Published Date Written by Adam DrapchoBELMONT — Butch Walrath is a man given to tinkering. Recently retired from a career as a maintenance technician at the state prison in Concord, he is also an amateur radio practitioner, a journeyman machinist, a welder, and is licensed to work on oil and gas burners. For the past 17 years, he's been chewing on a concept that would revolutionize the home heating and energy production industry, and he thinks he's perfected it.
Walrath's invention is a gasifier burner, something he thinks will consume wood, wood pellets, anything made of carbon, actually, and burn it much more efficiently, and cleaner, too, than any other stove on the market.
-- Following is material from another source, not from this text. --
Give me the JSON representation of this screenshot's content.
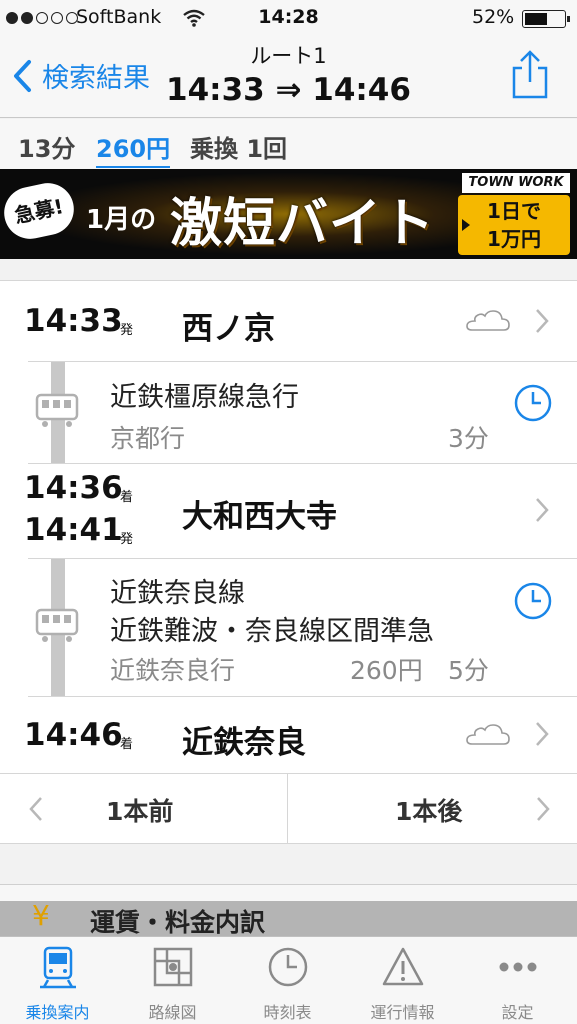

He has a provisional patent in hand and is working with state officials to have his burner examined by experts and academics.
"I do this as a hobby, a real concerned hobby," said Walrath. He started working with gasifier burners 17 years ago, initially attempting to use them as a way to capture hydrogen or other combustible gasses to be collected and used as fuel for internal combustion engines, such as a generator. Walrath is far from the first to employ the concept. During World War II, gasifier burners were employed to create fuel when gasoline was rationed or unavailable.
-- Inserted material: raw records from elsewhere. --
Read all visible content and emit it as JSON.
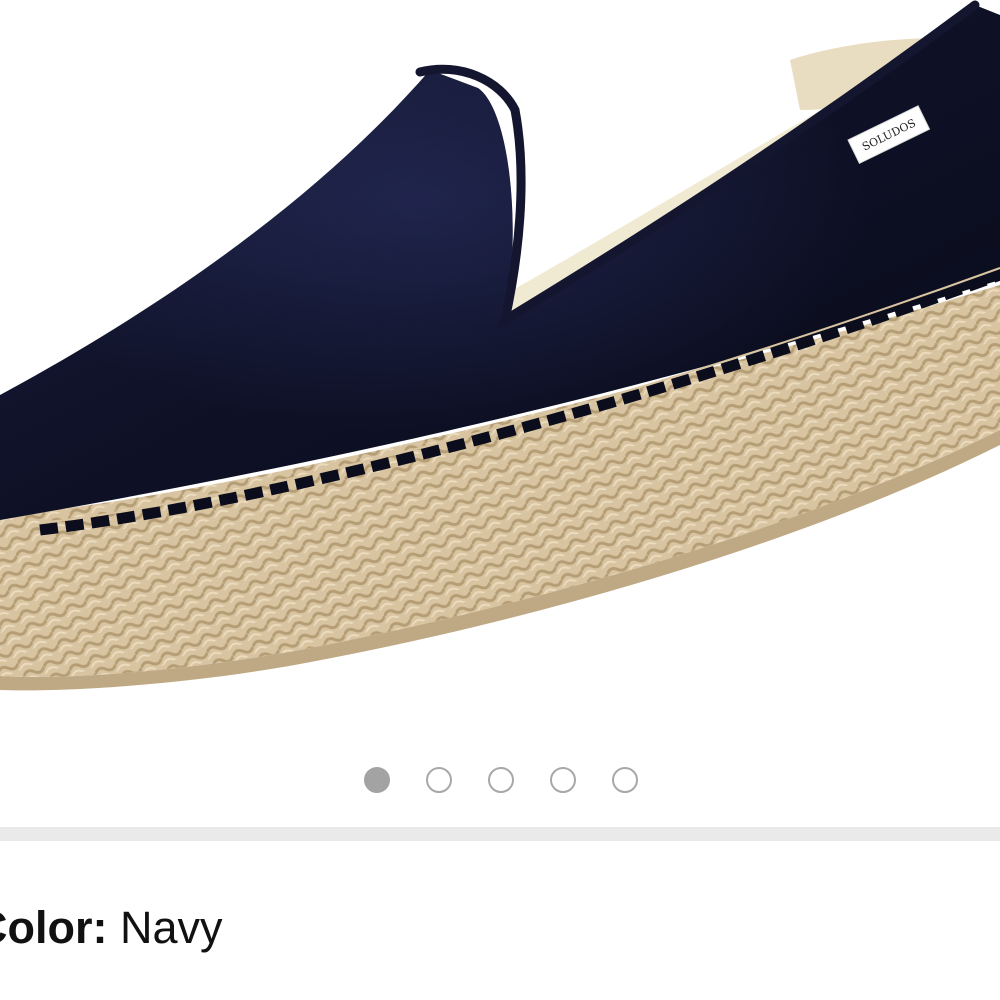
{
  "product": {
    "brand_tag": "SOLUDOS",
    "carousel": {
      "total": 5,
      "active_index": 0
    },
    "color_option": {
      "label": "Color:",
      "value": "Navy"
    },
    "colors": {
      "dot_active": "#a3a3a3",
      "dot_border": "#a8a8a8",
      "divider": "#eaeaea"
    }
  }
}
Walrath, though, became uncomfortable with the idea of keeping a large tank full of hydrogen gas on his property. So, he modified his concept. Instead of diverting the hydrogen and other gases into a holding tank, he's developed a stove that redirects the gases — along with the smoke and tars — back into the combustion chamber, where they are converted into flame. The result is a combustion of wood which results in no smoke, no tars, just a lot of heat and carbon monoxide, and a very small amount of ash.
By Walrath's analysis, which is based on observations of ash left behind and the smoke — or lack thereof — produced by his burners, they extract nearly 100 percent of the energy contained within the pellets. Conventional wood or pellet stoves, he said, are lucky to convert 60 percent of the available energy in wood into heat.
Walrath's burners are steel containers with hollow walls and a wire grate floor to hold the pellets or wood. The walls of the structure have holes drilled on the bottom of the outside layer, to allow fresh air to enter. They also have vent holes on the interior walls, both at the top and bottom of the combustion chamber. Once the burn cycle is underway, smoke and hot gases released by the burning fuel is sucked downward, through the grate floor, and drawn up through the hollow walls, to the top vent holes where they are blown out over the combusting wood. Those hot gases then combust above the fuel, depriving the wood of oxygen and converting it to charcoal as it burns.
No smoke or odor escapes unburned from the combustion. When the burn is complete, what is left behind is dramatically less ash than what would have been created by burning the same amount of pellets in a conventional pellet stove, said Walrath.
Speaking of pellets, Walrath has turned his eye to the fuel for his burners. He's acquired the equipment necessary to produce his own pellets, and has settled on a recipe of 40 percent hardwood, 40 percent softwood and 20 percent household trash. Because the gasifier cycle will consume nearly anything, with the exception of petrochemicals, he said, and because the burn eliminates any concern about smoke or odor, he sees no reason why garbage should be buried in landfills when it could be used to heat homes or generate electricity.
For now, Walrath sees three applications for his burners. One is designed to replace the common campfire. It produces heat and flames, great for hot dogs and such, but without the swirling, noxious smoke that pesters those who sit around it. Another of his burners could be modified to sit within a pellet stove, allowing homes to be heated with significantly less pellet fuel thanks to a more complete burn. Finally, he thinks his burner design could make biomass electricity production a compelling and cleaner competitor to coal, especially considering the addition of garbage to the wood fuel.
"We have acres, acres all over, of garbage pits. Let's go into those pits and mine the crap back out," he said.
If he can get the right eyes to give his burners a fair analysis, Walrath insists the idea that spent 17 years gestating in his workshop will change the way the world looks at heat and energy. "This is what's going to be used in the future, believe me."
CAPTION for GASIFIER BURNER in AA:
Butch Walrath, shown here in his Belmont workshop, demonstrates the combustion cycle of his prototype burners. He thinks his burners will change the way homes are heated and electricity is generated. (Laconia Daily Sun photo/Adam Drapcho)